In the wake of complaints it is friendlier with developers than constituents, Oxnard’s city council members have agreed to put a controversial proposal on the November ballot that many in the business community say will drive those same developers away.

But the Oxnard city councilman who lobbied for the Oxnard Traffic Initiative says he doesn’t buy the notion that it will bring Oxnard’s growth to a standstill and jeopardize a critical source of money to pay for public works projects.

“Developers aren’t the only ones that pay for infrastructure,” said Tim Flynn, who voted July 8 with the rest of Oxnard’s city council — one of whom publicly scolded him for putting the councilmen “in a difficult position” — to let voters consider the initiative.

“They make a contribution towards that, but there’s also federal and state aid,” said Flynn, adding that there are alternatives for financing and funding large projects, like business assessment districts.

If the initiative becomes law, residential projects of six or more homes or commercial projects larger than 5,000 square feet could not be built within five miles of the most crowded intersections without voter approval.

Critics say that would mean developers would have to pay the cost of improving every intersection within five miles of a project, making them too expensive to be worth while.

“It’s a matter of dollars. In the case of an intersection like Five Points, it would take millions,” said Matt Winegar, Oxnard’s development resources director. “There aren’t many projects that can handle that cost.”

But Flynn says the initiative is more of a quality of life rule that would have a positive impact on city revenues by reducing the drain on utilities, calls for fire and police service and by encouraging more people to shop in Oxnard with less traffic.

Easing that strain on resources is critical because the city has grown beyond what the city’s general plan is written for, says Flynn.
“There are probably about 50,000 more people” in Oxnard than the city’s general plan takes into account, Flynn said. “Even though the general plan is a blueprint, we didn’t update it.”

Oxnard is doing a general plan update for the first time since 1990, when the current plan was approved. Flynn says a major oversight during the years since was not raising the traffic impact fee to take advantage of a booming housing market.

In 1993, Oxnard’s city council reduced the traffic impact fee from $542 to $176 per average daily trip (ADT) to make the town more attractive to developers. ADT is the estimated volume of traffic added by a single family residence.

“In 1998, one of the greatest booms in housing occurred,” said Flynn. “Ten years of unprecedented growth, and we went without those fees.”

Although other impact fees have been raised regularly, the traffic impact fee remained at its reduced level until last year, when it was adjusted back up to $730 ADT. Flynn said when he asked a senior city staff member why the fee wasn’t raised sooner, he was told, “We just didn’t get around to it.”

Flynn says that oversight has cost the city millions of dollars it could have raised for housing and infrastructure. Figuring there have been perhaps 300,000 to 350,000 average daily trips added to Oxnard’s traffic during the 14 years the impact fee was low, he estimates the city has missed out on as much as $100 million of revenue because of the reduction.

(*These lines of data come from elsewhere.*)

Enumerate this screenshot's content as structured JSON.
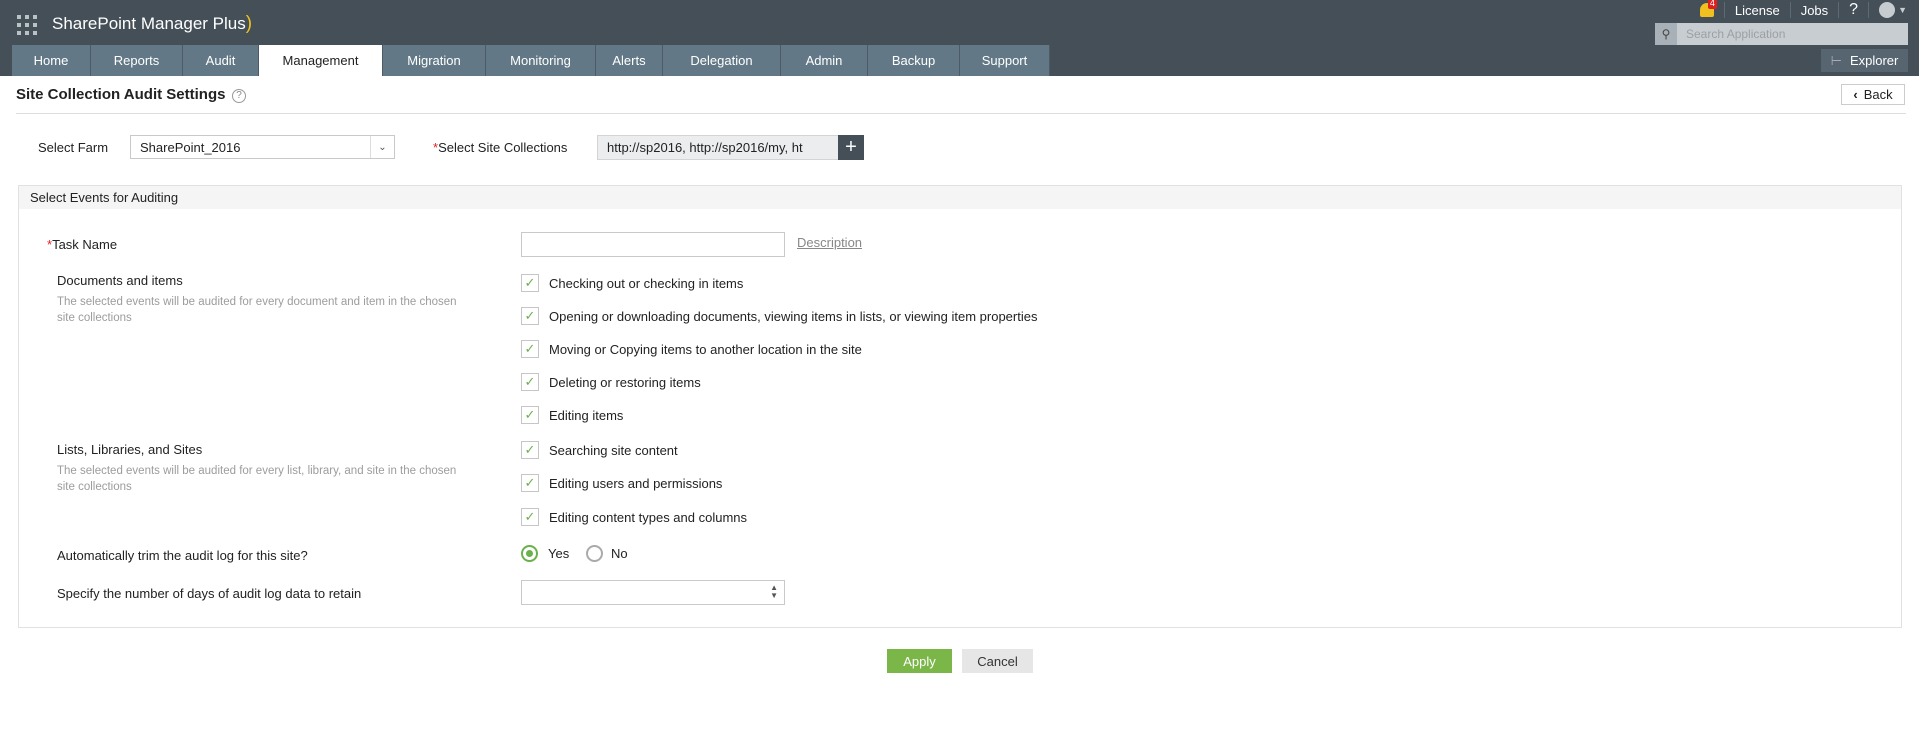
{
  "app": {
    "title": "SharePoint Manager Plus",
    "notification_count": "4",
    "links": [
      "License",
      "Jobs",
      "?"
    ],
    "search_placeholder": "Search Application",
    "explorer_label": "Explorer"
  },
  "tabs": [
    "Home",
    "Reports",
    "Audit",
    "Management",
    "Migration",
    "Monitoring",
    "Alerts",
    "Delegation",
    "Admin",
    "Backup",
    "Support"
  ],
  "active_tab": "Management",
  "page": {
    "title": "Site Collection Audit Settings",
    "help": "?",
    "back_label": "Back"
  },
  "farm": {
    "label": "Select Farm",
    "value": "SharePoint_2016"
  },
  "sites": {
    "required": "*",
    "label": "Select Site Collections",
    "value": "http://sp2016, http://sp2016/my, ht",
    "add": "+"
  },
  "section": {
    "title": "Select Events for Auditing",
    "task_name": {
      "required": "*",
      "label": "Task Name",
      "value": "",
      "description_link": "Description"
    },
    "groups": [
      {
        "label": "Documents and items",
        "description": "The selected events will be audited for every document and item in the chosen site collections",
        "events": [
          {
            "label": "Checking out or checking in items",
            "checked": true
          },
          {
            "label": "Opening or downloading documents, viewing items in lists, or viewing item properties",
            "checked": true
          },
          {
            "label": "Moving or Copying items to another location in the site",
            "checked": true
          },
          {
            "label": "Deleting or restoring items",
            "checked": true
          },
          {
            "label": "Editing items",
            "checked": true
          }
        ]
      },
      {
        "label": "Lists, Libraries, and Sites",
        "description": "The selected events will be audited for every list, library, and site in the chosen site collections",
        "events": [
          {
            "label": "Searching site content",
            "checked": true
          },
          {
            "label": "Editing users and permissions",
            "checked": true
          },
          {
            "label": "Editing content types and columns",
            "checked": true
          }
        ]
      }
    ],
    "trim": {
      "label": "Automatically trim the audit log for this site?",
      "yes": "Yes",
      "no": "No",
      "selected": "Yes"
    },
    "retain": {
      "label": "Specify the number of days of audit log data to retain",
      "value": ""
    }
  },
  "actions": {
    "apply": "Apply",
    "cancel": "Cancel"
  },
  "colors": {
    "header": "#444f58",
    "tab": "#627886",
    "accent": "#7ab648"
  }
}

But Winegar said the traffic impact fee’s adjustment depended on the timing of a general plan update.

“You have to evaluate the entire system you’re dealing with,” whether it’s sewer, water or other infrastructure systems, explained Winegar. “The street master plan is generally only updated when the general plan is updated.”

Winegar said he wasn’t sure what the city would do to make up any lost revenue if the initiative passes, but noted some large projects like River Park have been financed with municipal bonds. Flynn dismissed the suggestion the initiative might have prompted a sales tax proposal that recently polled badly in a city survey.

“No one really knows to what extent the traffic initiative influenced the city to propose the sales tax,” said Flynn, who suggested staff were probably just considering costs and where general funds were coming from. “(Opponents) might try to link it to a sales tax, but that’s all just phoney baloney.”